**WHAT YOU SHOULD DO**
Would you please state how many lines in the entries contain the word "priority"? Only the number should be given.

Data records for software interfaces
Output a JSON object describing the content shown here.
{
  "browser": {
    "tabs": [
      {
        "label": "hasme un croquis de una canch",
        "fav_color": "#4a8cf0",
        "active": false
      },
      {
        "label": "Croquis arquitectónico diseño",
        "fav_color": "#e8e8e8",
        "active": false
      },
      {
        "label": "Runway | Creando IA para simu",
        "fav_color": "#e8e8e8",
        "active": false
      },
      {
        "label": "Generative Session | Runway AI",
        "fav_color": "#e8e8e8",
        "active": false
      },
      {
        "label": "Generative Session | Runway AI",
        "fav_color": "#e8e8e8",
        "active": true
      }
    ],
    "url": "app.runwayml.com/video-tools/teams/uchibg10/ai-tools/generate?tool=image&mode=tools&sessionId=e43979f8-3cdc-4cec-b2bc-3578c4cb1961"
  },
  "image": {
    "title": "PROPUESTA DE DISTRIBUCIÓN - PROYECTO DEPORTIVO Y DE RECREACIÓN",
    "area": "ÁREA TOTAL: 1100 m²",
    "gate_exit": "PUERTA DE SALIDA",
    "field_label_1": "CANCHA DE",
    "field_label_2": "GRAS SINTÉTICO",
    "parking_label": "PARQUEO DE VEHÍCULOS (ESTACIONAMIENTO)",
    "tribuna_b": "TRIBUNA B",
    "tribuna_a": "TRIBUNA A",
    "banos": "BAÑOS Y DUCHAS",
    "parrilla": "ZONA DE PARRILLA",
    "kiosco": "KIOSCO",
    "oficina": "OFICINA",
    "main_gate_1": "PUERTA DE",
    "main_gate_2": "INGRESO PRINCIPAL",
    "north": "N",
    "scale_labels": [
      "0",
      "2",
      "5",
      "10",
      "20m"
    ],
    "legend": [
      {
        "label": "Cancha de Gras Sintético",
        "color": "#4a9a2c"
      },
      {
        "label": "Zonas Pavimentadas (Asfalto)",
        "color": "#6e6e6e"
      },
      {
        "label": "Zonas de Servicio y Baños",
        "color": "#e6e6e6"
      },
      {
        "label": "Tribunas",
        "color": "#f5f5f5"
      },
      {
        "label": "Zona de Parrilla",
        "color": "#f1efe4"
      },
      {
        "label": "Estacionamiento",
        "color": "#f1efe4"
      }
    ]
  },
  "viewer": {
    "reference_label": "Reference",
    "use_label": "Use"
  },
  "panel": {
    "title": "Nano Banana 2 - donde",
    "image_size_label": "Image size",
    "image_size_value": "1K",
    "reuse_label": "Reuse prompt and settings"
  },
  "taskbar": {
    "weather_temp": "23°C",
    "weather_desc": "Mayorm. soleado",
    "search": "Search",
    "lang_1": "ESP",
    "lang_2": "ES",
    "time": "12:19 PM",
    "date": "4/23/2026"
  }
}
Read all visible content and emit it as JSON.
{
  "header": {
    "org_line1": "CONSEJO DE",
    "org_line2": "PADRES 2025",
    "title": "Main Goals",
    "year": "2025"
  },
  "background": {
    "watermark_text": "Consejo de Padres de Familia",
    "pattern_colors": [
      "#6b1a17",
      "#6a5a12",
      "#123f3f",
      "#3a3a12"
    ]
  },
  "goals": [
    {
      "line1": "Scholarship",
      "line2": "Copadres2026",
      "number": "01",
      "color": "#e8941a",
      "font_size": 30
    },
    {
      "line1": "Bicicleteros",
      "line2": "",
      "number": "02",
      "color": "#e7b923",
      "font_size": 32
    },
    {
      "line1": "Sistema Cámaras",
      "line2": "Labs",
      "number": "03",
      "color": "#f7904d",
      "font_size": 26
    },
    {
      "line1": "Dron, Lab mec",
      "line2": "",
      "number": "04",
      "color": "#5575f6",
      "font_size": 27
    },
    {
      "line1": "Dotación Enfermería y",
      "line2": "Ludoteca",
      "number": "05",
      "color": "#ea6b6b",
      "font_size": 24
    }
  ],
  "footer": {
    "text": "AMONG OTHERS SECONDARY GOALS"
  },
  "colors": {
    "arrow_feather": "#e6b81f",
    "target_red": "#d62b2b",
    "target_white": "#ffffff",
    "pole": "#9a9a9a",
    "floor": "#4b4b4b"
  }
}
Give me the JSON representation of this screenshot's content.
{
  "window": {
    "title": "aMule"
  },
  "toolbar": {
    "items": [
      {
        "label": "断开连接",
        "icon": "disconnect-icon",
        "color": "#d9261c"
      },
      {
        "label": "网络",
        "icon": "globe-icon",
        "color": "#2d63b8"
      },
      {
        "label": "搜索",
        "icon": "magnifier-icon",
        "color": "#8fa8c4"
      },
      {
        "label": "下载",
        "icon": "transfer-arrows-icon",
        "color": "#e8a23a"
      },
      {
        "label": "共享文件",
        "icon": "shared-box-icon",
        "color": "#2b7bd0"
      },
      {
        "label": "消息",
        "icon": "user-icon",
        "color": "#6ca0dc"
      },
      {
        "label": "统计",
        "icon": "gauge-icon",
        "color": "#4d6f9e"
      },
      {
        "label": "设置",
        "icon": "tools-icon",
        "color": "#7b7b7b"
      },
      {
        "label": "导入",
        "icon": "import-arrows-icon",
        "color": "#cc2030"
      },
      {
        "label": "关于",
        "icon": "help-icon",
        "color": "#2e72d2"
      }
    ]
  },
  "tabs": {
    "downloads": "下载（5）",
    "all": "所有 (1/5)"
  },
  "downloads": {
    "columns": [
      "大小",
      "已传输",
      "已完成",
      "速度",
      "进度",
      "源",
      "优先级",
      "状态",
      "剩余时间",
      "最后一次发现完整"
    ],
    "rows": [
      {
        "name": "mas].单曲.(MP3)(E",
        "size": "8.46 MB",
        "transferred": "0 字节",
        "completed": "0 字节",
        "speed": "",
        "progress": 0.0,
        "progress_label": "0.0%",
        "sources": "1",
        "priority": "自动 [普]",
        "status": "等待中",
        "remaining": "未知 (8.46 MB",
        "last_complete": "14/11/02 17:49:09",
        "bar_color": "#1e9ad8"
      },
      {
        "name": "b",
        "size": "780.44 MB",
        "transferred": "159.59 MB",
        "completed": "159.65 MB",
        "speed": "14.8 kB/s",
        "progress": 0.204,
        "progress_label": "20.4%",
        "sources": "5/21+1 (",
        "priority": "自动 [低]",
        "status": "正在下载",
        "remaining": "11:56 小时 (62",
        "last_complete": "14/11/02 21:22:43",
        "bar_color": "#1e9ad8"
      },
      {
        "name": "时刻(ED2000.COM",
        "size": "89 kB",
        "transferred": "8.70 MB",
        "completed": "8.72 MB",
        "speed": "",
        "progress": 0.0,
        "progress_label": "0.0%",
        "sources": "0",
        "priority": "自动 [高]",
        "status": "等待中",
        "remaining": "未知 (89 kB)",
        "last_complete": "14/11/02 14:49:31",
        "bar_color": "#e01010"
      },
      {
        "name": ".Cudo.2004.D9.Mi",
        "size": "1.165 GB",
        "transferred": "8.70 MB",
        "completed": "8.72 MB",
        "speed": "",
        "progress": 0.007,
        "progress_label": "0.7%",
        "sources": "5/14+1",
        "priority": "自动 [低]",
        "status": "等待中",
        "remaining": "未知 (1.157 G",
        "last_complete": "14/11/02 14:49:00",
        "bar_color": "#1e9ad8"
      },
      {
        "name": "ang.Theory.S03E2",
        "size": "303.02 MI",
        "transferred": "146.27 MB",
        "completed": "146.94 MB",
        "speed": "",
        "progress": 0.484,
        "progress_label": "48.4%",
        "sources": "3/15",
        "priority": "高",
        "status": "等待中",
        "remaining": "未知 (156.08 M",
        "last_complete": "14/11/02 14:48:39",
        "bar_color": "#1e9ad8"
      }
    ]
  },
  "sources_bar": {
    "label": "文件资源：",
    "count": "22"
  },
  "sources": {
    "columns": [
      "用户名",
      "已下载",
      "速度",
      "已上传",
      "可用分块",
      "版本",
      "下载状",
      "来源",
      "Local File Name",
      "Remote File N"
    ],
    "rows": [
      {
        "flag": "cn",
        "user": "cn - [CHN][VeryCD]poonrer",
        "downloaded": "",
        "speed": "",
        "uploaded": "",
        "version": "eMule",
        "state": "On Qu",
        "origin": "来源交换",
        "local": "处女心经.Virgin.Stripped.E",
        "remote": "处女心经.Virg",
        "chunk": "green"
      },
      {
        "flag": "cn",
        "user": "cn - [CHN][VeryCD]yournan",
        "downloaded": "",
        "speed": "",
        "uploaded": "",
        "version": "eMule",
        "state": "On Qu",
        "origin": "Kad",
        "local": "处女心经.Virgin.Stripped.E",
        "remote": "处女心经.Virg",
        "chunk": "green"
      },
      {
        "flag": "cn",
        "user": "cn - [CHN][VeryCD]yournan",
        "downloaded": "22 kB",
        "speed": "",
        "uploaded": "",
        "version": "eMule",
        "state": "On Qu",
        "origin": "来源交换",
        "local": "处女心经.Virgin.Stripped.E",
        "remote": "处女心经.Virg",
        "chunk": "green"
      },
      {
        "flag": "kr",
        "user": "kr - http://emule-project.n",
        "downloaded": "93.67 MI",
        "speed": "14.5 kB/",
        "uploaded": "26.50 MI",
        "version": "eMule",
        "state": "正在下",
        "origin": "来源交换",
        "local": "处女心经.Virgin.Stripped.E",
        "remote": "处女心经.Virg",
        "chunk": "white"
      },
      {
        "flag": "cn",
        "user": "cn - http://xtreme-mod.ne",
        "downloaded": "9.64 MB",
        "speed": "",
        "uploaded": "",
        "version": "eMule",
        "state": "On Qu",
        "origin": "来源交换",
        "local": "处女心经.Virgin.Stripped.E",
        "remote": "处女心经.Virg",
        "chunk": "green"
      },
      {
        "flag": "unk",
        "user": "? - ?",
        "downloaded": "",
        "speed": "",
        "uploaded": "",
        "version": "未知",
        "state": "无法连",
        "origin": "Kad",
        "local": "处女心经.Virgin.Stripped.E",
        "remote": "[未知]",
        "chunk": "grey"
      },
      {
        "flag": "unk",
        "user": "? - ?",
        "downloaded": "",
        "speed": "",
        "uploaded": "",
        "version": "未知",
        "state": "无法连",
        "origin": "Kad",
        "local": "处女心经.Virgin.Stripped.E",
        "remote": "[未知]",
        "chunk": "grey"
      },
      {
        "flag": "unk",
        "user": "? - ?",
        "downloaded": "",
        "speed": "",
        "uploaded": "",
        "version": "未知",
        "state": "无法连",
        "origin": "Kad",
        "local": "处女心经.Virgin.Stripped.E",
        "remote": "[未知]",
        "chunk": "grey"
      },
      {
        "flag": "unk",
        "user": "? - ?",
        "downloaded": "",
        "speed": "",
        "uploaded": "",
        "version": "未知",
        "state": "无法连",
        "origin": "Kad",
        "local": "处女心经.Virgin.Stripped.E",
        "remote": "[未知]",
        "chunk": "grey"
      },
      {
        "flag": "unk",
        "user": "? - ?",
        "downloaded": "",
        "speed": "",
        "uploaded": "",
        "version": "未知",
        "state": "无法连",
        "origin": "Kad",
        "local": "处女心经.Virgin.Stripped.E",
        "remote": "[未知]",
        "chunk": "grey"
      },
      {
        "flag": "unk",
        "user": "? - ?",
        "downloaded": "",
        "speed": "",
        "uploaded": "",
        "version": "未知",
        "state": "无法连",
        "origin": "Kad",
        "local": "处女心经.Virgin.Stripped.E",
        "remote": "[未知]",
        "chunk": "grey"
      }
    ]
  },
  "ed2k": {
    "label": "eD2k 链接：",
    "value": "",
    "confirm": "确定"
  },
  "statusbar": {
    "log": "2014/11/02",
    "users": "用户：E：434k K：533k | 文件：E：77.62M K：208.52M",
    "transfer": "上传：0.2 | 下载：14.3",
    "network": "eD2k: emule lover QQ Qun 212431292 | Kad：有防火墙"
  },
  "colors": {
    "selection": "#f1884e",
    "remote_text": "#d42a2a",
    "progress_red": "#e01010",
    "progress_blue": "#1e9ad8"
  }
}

**THE ANSWER**
5